Monopolies lead to higher prices
With no consumer choice, companies have pricing power. Consumers have no choice but to buy from the company who has a monopoly because they have no other options. Because of this, the company with a monopoly can set prices as high as they want, since they do not need to compete with other company's products to win consumers over.

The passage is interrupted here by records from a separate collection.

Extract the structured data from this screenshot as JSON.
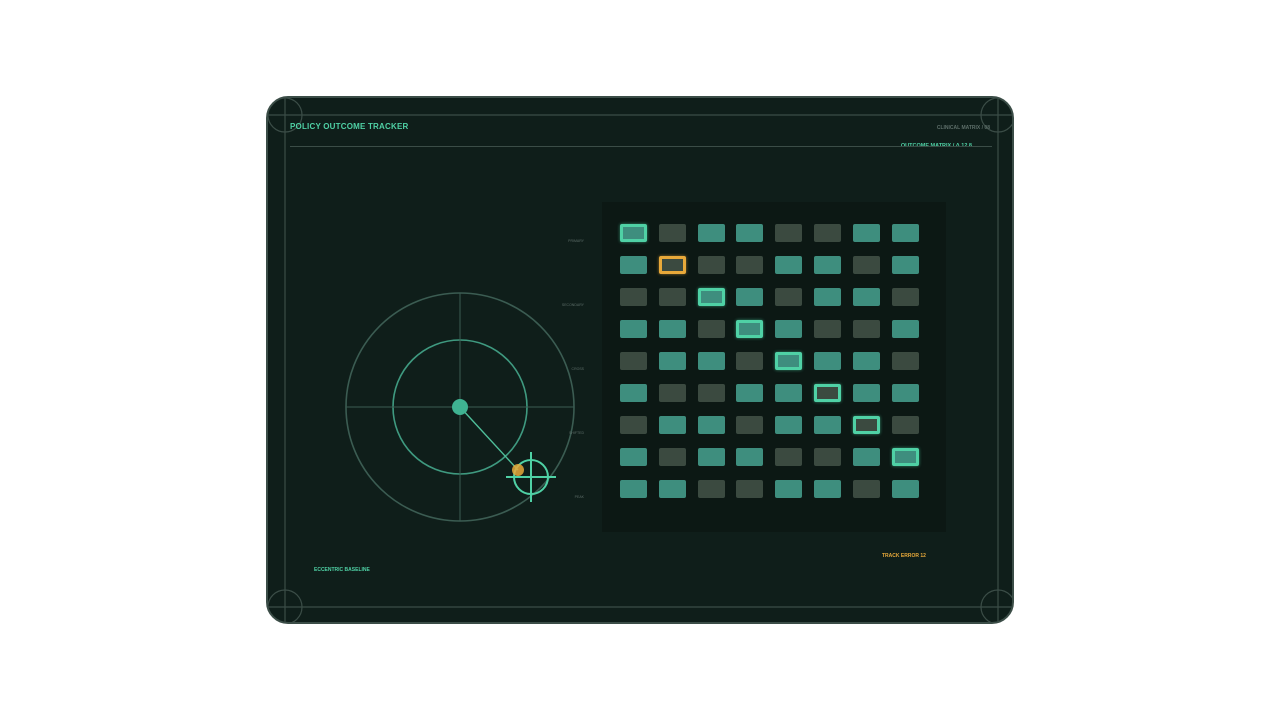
{
  "header": {
    "title": "POLICY OUTCOME TRACKER",
    "subtitle": "CLINICAL MATRIX / 08",
    "matrix_label": "OUTCOME MATRIX / Δ 12.8"
  },
  "polar": {
    "axis_labels": [
      "PRIMARY",
      "SECONDARY",
      "CROSS",
      "SHIFTED",
      "PEAK"
    ],
    "baseline_label": "ECCENTRIC BASELINE",
    "track_error": "TRACK ERROR 12"
  },
  "matrix": {
    "rows": [
      [
        1,
        0,
        1,
        1,
        0,
        0,
        1,
        1
      ],
      [
        1,
        0,
        0,
        0,
        1,
        1,
        0,
        1
      ],
      [
        0,
        0,
        1,
        1,
        0,
        1,
        1,
        0
      ],
      [
        1,
        1,
        0,
        1,
        1,
        0,
        0,
        1
      ],
      [
        0,
        1,
        1,
        0,
        1,
        1,
        1,
        0
      ],
      [
        1,
        0,
        0,
        1,
        1,
        0,
        1,
        1
      ],
      [
        0,
        1,
        1,
        0,
        1,
        1,
        0,
        0
      ],
      [
        1,
        0,
        1,
        1,
        0,
        0,
        1,
        1
      ],
      [
        1,
        1,
        0,
        0,
        1,
        1,
        0,
        1
      ]
    ],
    "selected": [
      {
        "row": 0,
        "col": 0,
        "state": "ok"
      },
      {
        "row": 1,
        "col": 1,
        "state": "warn"
      },
      {
        "row": 2,
        "col": 2,
        "state": "ok"
      },
      {
        "row": 3,
        "col": 3,
        "state": "ok"
      },
      {
        "row": 4,
        "col": 4,
        "state": "ok"
      },
      {
        "row": 5,
        "col": 5,
        "state": "ok"
      },
      {
        "row": 6,
        "col": 6,
        "state": "ok"
      },
      {
        "row": 7,
        "col": 7,
        "state": "ok"
      }
    ]
  },
  "colors": {
    "accent": "#4fd1a5",
    "warning": "#e8a93a",
    "panel_bg": "#0f1e1a",
    "cell_on": "#3e8e7e",
    "cell_off": "#3b4a40"
  }
}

Monopolies are damaging to economies because they lead to higher prices. Monopolies are the only (or dominant) provider of a good or service, meaning that there is little to no competition in the market. This gives the monopoly a competitive advantage because they hold most of the power. Monopolies lead to higher prices because, without competition, a monopoly can set its own prices. This is known as ‘price-fixing’ and it is a tool used by monopolies to maintain their profit margins by exploiting its power over the market and the consumer. In a monopoly, the absence of competition means that the consumers have no options other than the monopoly. Monopolies, therefore, retain the power to charge what they want because they know that the consumer has no other option but to pay the price charged by the monopoly. Monopolies are especially able to fix prices for products that people need, like gasoline. As sole producers in a market full of consumers, monopolies hold control oversupply of the resource and use this to control prices. When demand is high they can limit supply output, making the resource more scarce and more valuable, thus driving up the price. This is done by profit-maximizing monopolies. A monopoly can decrease production in order to charge a higher price, which people will continue to pay because they are provided with no other alternatives.  The monopoly’s control over the market constrains consumer choice and givers them the power to control the prices of goods and services. Doing so allows them to maximize profits by exploiting the market. With no alternative option, consumers must buy into the monopoly at the price they set. In a competitive market, competition ensures that producers offer lower prices to attract consumers. In a monopolized market, there is no competition and consumers have just one choice, one price point, and no alternatives.
Monopolies are not all one and the same, and although there is the potential for price inflation, the opposite is also possible. The principle of ‘economies of scale’ points out that monopolies in certain industries can actually keep prices down. In industries that have high fixed costs, like railways or gas networks, having just one key player in the market keeps costs low and maximizes efficiency. This is because, with just one industry in the market, that industry is able to pool its profits from the entire consumer base, which is larger than average, and use its large profits to pay the high fixed costs. Their monopoly allows the high fixed cost to be shared among many more people, thus lowering the cost overall to each individual. If, for example, there were multiple parties building and operating rail networks across the country, each consumer would have to pay more because there are fewer people using the service which is expensive to install, maintain and operate. Fewer users drive up the costs to each customer.
[P1] Monopolies dominate their markets and have little to no competition. [P2] Monopolies limit consumer choice. [P3] Without competing alternatives, consumers have to keep buying into/use the monopoly's product. [P4] Monopolies lack competitors which would drive down the market price, giving monopolies has freedom and power overpricing. [P5] Monopolies can exploit the lack of competition to keep prices high to maximise their profits.
Rejecting the premises
[Rejecting P4] Industries with a high fixed cost are able to keep consumer prices low with monopolies.